Aim of the task: Each line that includes the word "true" should be copied from the records.
[Data shown Boundary: Start]
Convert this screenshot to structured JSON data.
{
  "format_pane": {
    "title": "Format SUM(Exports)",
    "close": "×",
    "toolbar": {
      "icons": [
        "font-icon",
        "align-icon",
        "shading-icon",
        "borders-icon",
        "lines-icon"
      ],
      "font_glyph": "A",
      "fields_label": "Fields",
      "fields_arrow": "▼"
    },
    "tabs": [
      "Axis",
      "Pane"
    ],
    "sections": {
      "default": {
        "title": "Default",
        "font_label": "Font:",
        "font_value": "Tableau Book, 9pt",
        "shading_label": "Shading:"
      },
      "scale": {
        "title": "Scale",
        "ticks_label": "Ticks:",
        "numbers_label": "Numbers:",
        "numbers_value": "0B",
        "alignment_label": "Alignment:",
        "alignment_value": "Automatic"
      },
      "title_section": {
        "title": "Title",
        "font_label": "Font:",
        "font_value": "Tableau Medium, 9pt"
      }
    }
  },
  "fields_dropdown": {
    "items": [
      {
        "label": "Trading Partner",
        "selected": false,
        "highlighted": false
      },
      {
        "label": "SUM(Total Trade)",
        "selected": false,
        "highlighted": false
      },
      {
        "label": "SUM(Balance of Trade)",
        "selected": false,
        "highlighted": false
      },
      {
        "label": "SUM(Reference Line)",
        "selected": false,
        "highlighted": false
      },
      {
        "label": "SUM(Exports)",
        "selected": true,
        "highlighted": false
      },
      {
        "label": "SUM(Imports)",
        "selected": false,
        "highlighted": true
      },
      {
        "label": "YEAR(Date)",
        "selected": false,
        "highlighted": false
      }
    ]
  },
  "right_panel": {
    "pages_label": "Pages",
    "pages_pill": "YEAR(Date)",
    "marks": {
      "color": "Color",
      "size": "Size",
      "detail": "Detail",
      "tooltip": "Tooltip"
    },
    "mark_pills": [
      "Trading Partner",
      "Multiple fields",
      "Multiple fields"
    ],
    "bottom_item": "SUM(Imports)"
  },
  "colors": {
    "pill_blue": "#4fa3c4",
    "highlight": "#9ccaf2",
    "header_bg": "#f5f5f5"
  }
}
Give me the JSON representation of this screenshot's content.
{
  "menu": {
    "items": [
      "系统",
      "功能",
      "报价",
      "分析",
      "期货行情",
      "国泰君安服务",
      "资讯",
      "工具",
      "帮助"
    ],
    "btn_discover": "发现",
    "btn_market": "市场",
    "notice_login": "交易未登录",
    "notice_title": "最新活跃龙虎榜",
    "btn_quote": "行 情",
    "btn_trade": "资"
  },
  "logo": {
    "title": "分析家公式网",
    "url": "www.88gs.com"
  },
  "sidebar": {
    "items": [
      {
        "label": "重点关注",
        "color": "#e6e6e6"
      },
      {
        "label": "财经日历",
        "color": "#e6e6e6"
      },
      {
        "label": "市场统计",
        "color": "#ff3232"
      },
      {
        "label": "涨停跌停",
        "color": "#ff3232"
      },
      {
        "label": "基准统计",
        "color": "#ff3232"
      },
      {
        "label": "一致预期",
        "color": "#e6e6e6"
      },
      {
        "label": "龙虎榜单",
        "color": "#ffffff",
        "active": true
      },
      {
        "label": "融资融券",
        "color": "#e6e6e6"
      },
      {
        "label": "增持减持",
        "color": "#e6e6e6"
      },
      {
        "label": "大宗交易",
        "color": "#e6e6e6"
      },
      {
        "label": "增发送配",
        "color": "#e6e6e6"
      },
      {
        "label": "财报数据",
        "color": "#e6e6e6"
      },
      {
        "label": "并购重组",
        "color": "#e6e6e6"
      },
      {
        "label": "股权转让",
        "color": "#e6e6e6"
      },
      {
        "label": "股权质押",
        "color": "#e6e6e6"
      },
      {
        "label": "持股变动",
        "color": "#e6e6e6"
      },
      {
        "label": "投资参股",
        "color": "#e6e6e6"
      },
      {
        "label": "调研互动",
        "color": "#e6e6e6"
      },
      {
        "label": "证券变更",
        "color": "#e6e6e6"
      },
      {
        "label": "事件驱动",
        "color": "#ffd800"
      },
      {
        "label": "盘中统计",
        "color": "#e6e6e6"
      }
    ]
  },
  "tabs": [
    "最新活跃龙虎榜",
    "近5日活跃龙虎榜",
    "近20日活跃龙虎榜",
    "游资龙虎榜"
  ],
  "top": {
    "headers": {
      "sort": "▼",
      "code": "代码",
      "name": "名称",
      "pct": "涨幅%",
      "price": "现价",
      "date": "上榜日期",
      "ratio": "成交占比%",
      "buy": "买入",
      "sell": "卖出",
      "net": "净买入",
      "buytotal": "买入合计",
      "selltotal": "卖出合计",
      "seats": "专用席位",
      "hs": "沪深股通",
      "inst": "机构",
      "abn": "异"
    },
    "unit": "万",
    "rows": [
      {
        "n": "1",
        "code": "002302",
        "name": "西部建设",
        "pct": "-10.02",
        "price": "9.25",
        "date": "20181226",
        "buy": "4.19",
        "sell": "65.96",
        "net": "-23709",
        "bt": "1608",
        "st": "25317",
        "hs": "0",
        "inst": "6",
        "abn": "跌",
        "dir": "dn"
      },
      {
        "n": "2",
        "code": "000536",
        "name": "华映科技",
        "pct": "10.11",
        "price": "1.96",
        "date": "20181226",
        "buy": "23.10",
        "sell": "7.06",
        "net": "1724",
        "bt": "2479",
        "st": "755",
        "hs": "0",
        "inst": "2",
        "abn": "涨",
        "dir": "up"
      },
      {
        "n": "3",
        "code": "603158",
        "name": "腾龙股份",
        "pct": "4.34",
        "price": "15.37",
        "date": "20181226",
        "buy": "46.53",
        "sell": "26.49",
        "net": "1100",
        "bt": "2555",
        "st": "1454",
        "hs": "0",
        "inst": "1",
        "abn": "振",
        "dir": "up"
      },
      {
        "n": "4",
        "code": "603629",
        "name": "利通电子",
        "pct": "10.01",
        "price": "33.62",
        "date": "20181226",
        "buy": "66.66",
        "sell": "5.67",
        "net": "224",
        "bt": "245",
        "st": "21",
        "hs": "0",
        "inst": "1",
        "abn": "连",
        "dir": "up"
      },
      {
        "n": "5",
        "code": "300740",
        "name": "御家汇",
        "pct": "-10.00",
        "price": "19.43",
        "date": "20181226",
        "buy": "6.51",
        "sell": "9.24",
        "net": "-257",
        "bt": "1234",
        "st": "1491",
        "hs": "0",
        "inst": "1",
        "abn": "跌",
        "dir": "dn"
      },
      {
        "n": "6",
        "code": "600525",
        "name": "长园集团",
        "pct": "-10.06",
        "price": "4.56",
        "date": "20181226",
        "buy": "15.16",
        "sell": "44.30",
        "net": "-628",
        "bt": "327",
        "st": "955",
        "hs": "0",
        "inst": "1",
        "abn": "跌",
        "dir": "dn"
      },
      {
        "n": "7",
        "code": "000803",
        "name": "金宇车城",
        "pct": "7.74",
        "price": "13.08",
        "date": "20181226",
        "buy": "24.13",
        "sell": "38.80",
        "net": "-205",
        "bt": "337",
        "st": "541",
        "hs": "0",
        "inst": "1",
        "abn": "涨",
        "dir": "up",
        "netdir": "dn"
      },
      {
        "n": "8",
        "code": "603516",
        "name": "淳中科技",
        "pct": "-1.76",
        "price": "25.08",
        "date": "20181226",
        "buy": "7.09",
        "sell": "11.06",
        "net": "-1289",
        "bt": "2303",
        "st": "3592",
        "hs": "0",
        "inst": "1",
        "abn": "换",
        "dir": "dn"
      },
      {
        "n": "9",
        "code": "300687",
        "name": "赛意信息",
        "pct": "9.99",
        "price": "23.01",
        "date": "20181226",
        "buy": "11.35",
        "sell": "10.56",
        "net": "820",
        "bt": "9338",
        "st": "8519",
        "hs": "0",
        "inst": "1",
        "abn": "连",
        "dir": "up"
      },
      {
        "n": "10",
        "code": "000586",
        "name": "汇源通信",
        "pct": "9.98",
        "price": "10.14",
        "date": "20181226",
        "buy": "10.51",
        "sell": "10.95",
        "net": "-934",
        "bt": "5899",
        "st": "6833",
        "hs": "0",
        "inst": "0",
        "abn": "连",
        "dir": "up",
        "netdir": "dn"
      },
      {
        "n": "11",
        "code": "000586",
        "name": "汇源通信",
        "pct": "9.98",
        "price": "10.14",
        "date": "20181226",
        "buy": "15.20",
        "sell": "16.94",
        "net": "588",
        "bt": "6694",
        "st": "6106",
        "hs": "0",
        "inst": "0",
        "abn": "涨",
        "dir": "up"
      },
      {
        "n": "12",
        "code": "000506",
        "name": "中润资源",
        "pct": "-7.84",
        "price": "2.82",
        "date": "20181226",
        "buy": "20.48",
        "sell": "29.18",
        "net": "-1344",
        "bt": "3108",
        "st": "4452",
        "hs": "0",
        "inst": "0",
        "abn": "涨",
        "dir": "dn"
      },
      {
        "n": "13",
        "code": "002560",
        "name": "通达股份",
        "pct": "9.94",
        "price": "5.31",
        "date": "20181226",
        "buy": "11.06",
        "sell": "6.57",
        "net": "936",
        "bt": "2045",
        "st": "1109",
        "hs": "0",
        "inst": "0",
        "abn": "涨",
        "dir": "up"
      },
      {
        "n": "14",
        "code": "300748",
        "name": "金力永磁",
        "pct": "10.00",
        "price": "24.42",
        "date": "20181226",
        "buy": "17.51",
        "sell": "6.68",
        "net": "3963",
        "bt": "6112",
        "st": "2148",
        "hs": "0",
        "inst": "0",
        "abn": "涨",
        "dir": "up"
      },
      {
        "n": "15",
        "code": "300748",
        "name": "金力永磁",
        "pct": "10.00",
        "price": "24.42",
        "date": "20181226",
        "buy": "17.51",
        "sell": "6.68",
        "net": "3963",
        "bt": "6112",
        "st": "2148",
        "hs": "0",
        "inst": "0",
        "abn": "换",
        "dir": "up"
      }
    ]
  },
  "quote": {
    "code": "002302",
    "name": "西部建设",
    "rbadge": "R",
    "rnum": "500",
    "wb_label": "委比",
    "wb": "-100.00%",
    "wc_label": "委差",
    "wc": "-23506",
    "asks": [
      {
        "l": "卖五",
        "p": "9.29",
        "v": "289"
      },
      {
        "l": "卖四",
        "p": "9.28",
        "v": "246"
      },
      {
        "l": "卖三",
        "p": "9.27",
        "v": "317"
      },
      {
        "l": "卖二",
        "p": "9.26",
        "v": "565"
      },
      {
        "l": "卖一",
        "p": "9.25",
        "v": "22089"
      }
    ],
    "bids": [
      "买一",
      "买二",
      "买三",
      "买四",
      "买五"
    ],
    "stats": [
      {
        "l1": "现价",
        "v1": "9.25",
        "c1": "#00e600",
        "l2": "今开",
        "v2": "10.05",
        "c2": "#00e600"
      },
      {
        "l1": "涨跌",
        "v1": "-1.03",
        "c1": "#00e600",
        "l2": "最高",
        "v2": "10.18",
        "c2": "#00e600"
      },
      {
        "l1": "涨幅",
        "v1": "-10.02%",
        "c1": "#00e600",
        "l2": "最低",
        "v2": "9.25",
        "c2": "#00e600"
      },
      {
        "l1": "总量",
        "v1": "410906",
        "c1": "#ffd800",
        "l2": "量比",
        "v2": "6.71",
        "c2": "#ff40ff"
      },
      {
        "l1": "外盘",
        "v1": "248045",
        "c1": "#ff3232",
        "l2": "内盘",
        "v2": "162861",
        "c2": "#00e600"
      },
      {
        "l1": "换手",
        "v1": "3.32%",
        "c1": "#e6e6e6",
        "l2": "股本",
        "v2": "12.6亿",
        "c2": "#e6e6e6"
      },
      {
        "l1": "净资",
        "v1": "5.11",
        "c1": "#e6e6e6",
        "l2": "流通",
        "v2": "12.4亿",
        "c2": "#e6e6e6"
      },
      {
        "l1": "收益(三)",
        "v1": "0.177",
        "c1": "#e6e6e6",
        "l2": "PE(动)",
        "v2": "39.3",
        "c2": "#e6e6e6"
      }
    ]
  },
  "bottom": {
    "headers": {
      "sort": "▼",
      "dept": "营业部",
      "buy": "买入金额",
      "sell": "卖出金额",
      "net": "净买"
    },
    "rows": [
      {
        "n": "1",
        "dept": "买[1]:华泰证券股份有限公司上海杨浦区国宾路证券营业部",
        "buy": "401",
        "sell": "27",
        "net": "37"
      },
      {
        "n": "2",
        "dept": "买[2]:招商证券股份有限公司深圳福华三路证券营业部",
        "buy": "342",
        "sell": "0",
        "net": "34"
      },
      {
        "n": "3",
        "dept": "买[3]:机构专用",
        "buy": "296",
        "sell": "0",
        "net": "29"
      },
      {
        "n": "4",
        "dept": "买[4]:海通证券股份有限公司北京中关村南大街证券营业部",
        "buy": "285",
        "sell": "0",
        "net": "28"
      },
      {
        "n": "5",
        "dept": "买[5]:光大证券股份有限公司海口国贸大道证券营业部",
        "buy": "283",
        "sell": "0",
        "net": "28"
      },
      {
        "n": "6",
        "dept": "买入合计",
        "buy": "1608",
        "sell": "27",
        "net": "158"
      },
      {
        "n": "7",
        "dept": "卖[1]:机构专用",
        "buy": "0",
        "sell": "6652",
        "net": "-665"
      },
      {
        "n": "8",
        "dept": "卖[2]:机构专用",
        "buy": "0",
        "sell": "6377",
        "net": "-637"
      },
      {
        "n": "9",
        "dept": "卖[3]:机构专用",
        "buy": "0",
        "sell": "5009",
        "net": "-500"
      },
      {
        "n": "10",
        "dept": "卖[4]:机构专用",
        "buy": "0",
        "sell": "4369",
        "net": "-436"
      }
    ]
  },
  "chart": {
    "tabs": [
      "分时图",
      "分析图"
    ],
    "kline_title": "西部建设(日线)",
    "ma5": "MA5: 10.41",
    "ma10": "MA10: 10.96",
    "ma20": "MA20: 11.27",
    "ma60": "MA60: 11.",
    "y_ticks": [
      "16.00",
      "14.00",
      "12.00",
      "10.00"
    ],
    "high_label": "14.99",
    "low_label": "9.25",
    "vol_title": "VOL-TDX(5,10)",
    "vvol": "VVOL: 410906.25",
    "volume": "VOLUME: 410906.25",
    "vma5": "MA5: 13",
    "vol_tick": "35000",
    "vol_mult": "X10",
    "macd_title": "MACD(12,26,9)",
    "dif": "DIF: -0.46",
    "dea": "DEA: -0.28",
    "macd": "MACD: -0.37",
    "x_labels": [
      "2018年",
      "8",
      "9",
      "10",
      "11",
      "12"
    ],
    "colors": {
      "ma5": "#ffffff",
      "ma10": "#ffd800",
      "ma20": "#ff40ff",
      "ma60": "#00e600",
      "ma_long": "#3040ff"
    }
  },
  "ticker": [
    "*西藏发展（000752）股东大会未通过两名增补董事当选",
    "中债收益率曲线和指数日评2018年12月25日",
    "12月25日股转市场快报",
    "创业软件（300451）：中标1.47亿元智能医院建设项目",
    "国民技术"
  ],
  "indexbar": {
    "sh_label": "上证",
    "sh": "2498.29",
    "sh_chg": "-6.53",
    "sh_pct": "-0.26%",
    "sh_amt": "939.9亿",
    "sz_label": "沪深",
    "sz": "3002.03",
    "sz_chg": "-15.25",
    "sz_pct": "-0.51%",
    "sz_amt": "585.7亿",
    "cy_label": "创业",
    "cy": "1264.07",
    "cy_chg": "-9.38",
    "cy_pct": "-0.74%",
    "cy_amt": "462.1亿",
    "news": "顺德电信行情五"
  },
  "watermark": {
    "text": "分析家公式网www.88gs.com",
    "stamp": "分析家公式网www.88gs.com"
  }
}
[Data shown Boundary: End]
Your solution:
        "selected": true,
        "highlighted": true
        "active": true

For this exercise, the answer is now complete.